-- Extracted material --
***

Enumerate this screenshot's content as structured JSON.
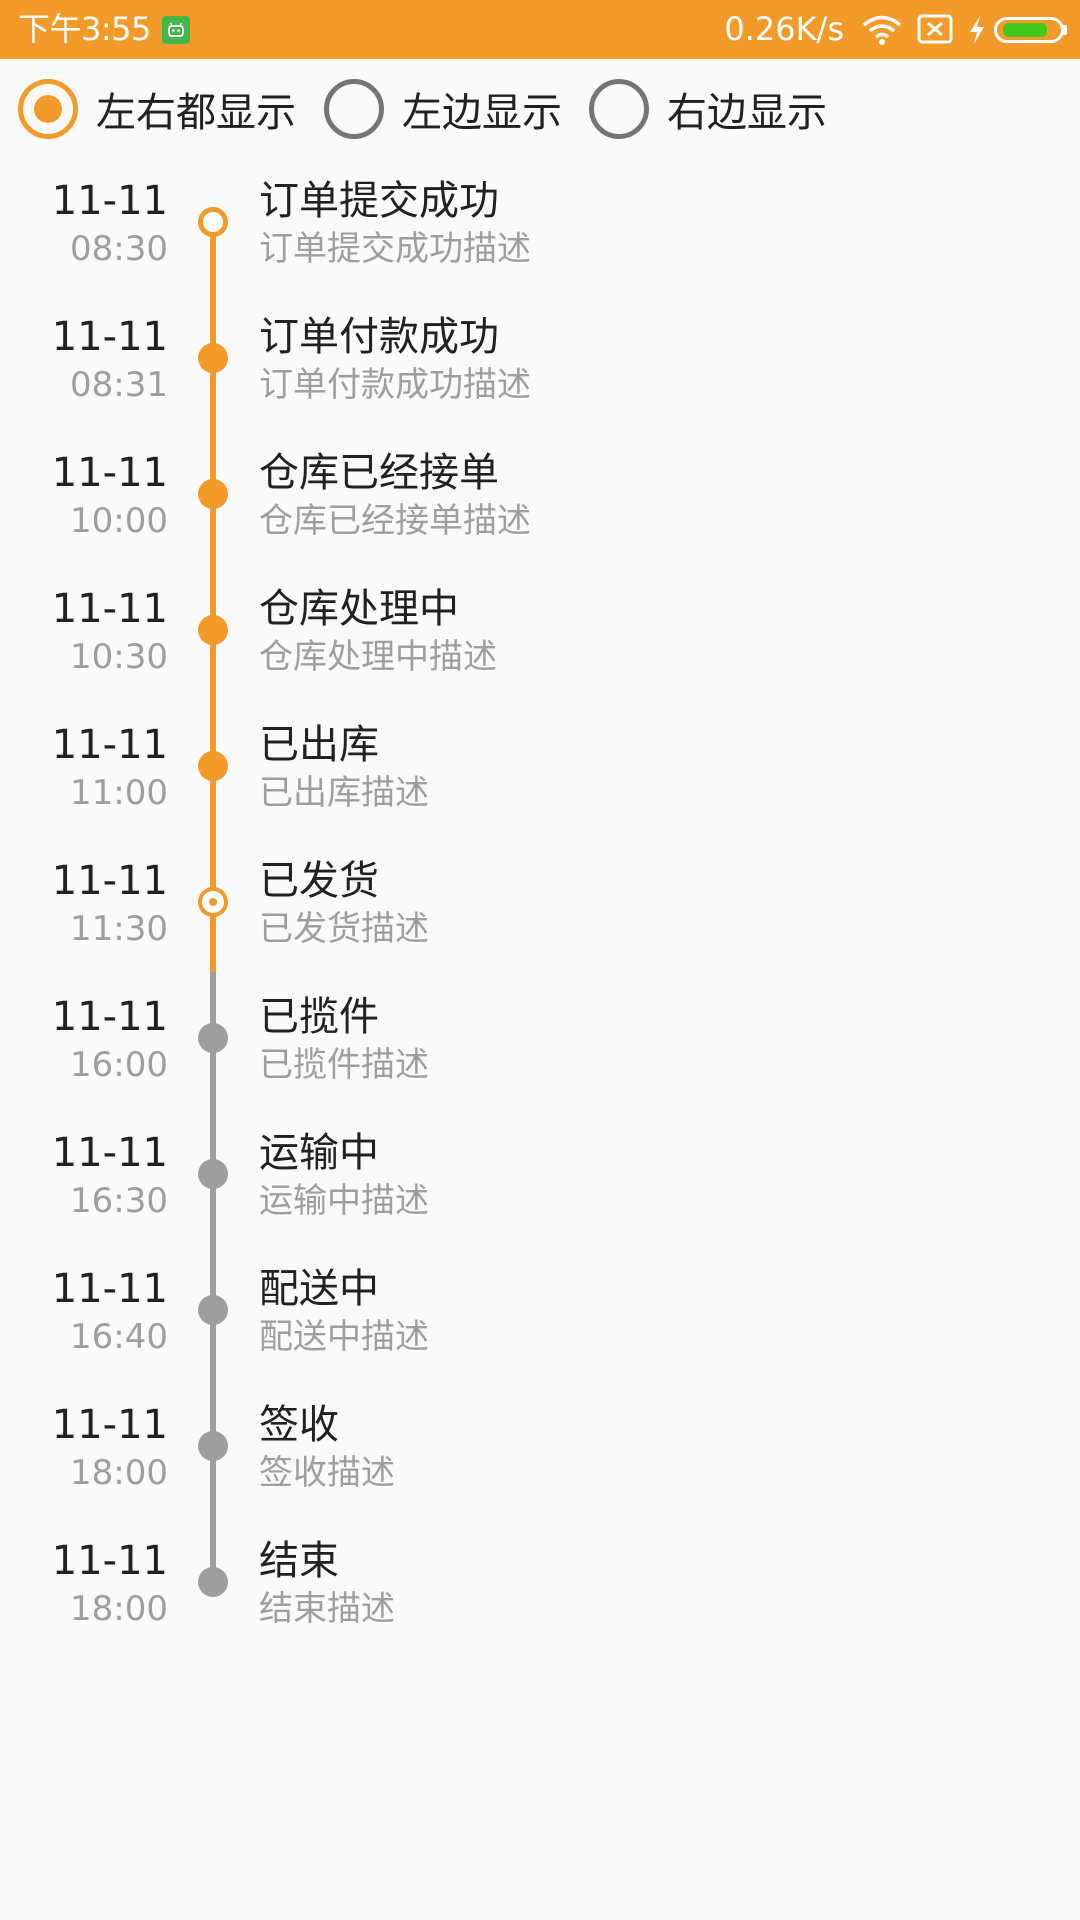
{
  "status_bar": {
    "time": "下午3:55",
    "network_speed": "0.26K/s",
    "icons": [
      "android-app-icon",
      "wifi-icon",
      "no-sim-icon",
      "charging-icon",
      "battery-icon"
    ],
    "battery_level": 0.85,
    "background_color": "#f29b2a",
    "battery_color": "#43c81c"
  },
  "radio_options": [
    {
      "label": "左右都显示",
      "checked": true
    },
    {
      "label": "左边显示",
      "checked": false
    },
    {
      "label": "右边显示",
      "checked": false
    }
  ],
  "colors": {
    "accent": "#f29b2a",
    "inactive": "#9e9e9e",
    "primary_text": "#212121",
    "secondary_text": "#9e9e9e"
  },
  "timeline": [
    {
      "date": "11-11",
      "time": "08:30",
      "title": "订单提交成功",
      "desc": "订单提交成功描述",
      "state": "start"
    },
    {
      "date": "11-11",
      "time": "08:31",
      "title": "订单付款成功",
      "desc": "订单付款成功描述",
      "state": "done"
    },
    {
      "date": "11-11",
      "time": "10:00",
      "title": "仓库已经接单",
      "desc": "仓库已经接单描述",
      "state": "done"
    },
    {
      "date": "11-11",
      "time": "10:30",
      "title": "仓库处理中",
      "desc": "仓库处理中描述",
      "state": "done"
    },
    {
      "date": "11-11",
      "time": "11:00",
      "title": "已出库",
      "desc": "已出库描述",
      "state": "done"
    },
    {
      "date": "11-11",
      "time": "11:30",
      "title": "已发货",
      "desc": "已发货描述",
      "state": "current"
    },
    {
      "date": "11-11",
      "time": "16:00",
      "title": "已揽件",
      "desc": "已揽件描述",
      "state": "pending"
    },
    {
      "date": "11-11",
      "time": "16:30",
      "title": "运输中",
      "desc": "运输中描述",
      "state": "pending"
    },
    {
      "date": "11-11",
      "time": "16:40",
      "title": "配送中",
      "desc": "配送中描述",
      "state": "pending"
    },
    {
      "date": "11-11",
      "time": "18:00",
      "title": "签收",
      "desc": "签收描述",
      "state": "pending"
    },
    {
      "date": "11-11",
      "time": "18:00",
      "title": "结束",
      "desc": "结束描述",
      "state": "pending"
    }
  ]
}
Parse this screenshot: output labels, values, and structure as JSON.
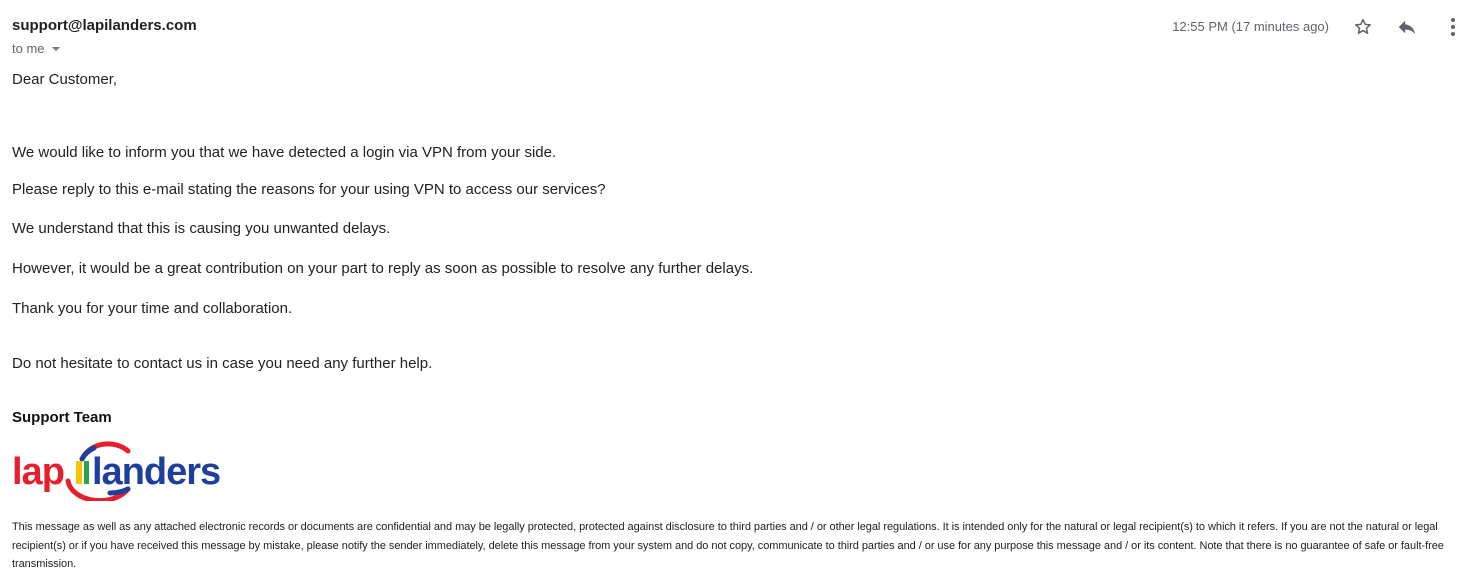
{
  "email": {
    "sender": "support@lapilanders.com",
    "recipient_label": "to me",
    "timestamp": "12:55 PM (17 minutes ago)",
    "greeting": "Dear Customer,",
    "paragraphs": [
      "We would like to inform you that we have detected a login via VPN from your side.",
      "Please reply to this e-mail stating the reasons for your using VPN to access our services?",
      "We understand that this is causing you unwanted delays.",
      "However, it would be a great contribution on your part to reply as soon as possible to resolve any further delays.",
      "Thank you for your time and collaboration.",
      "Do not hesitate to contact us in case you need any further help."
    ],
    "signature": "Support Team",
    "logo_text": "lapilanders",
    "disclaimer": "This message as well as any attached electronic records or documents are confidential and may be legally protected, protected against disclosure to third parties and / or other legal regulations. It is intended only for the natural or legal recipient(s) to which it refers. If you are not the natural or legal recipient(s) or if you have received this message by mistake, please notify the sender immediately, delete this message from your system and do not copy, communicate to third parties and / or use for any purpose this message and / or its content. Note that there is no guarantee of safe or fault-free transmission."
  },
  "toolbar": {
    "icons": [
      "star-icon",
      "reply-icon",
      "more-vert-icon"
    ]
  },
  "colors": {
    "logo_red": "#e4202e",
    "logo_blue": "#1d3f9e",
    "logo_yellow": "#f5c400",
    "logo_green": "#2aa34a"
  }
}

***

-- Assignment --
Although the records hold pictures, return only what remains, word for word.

-- Answer for the task --
Enumerate this screenshot's content as structured JSON.
{
  "status_bar": {
    "time": "下午3:55",
    "network_speed": "0.26K/s",
    "icons": [
      "android-app-icon",
      "wifi-icon",
      "no-sim-icon",
      "charging-icon",
      "battery-icon"
    ],
    "battery_level": 0.85,
    "background_color": "#f29b2a",
    "battery_color": "#43c81c"
  },
  "radio_options": [
    {
      "label": "左右都显示",
      "checked": true
    },
    {
      "label": "左边显示",
      "checked": false
    },
    {
      "label": "右边显示",
      "checked": false
    }
  ],
  "colors": {
    "accent": "#f29b2a",
    "inactive": "#9e9e9e",
    "primary_text": "#212121",
    "secondary_text": "#9e9e9e"
  },
  "timeline": [
    {
      "date": "11-11",
      "time": "08:30",
      "title": "订单提交成功",
      "desc": "订单提交成功描述",
      "state": "start"
    },
    {
      "date": "11-11",
      "time": "08:31",
      "title": "订单付款成功",
      "desc": "订单付款成功描述",
      "state": "done"
    },
    {
      "date": "11-11",
      "time": "10:00",
      "title": "仓库已经接单",
      "desc": "仓库已经接单描述",
      "state": "done"
    },
    {
      "date": "11-11",
      "time": "10:30",
      "title": "仓库处理中",
      "desc": "仓库处理中描述",
      "state": "done"
    },
    {
      "date": "11-11",
      "time": "11:00",
      "title": "已出库",
      "desc": "已出库描述",
      "state": "done"
    },
    {
      "date": "11-11",
      "time": "11:30",
      "title": "已发货",
      "desc": "已发货描述",
      "state": "current"
    },
    {
      "date": "11-11",
      "time": "16:00",
      "title": "已揽件",
      "desc": "已揽件描述",
      "state": "pending"
    },
    {
      "date": "11-11",
      "time": "16:30",
      "title": "运输中",
      "desc": "运输中描述",
      "state": "pending"
    },
    {
      "date": "11-11",
      "time": "16:40",
      "title": "配送中",
      "desc": "配送中描述",
      "state": "pending"
    },
    {
      "date": "11-11",
      "time": "18:00",
      "title": "签收",
      "desc": "签收描述",
      "state": "pending"
    },
    {
      "date": "11-11",
      "time": "18:00",
      "title": "结束",
      "desc": "结束描述",
      "state": "pending"
    }
  ]
}
Parse this screenshot: output labels, values, and structure as JSON.
{
  "email": {
    "sender": "support@lapilanders.com",
    "recipient_label": "to me",
    "timestamp": "12:55 PM (17 minutes ago)",
    "greeting": "Dear Customer,",
    "paragraphs": [
      "We would like to inform you that we have detected a login via VPN from your side.",
      "Please reply to this e-mail stating the reasons for your using VPN to access our services?",
      "We understand that this is causing you unwanted delays.",
      "However, it would be a great contribution on your part to reply as soon as possible to resolve any further delays.",
      "Thank you for your time and collaboration.",
      "Do not hesitate to contact us in case you need any further help."
    ],
    "signature": "Support Team",
    "logo_text": "lapilanders",
    "disclaimer": "This message as well as any attached electronic records or documents are confidential and may be legally protected, protected against disclosure to third parties and / or other legal regulations. It is intended only for the natural or legal recipient(s) to which it refers. If you are not the natural or legal recipient(s) or if you have received this message by mistake, please notify the sender immediately, delete this message from your system and do not copy, communicate to third parties and / or use for any purpose this message and / or its content. Note that there is no guarantee of safe or fault-free transmission."
  },
  "toolbar": {
    "icons": [
      "star-icon",
      "reply-icon",
      "more-vert-icon"
    ]
  },
  "colors": {
    "logo_red": "#e4202e",
    "logo_blue": "#1d3f9e",
    "logo_yellow": "#f5c400",
    "logo_green": "#2aa34a"
  }
}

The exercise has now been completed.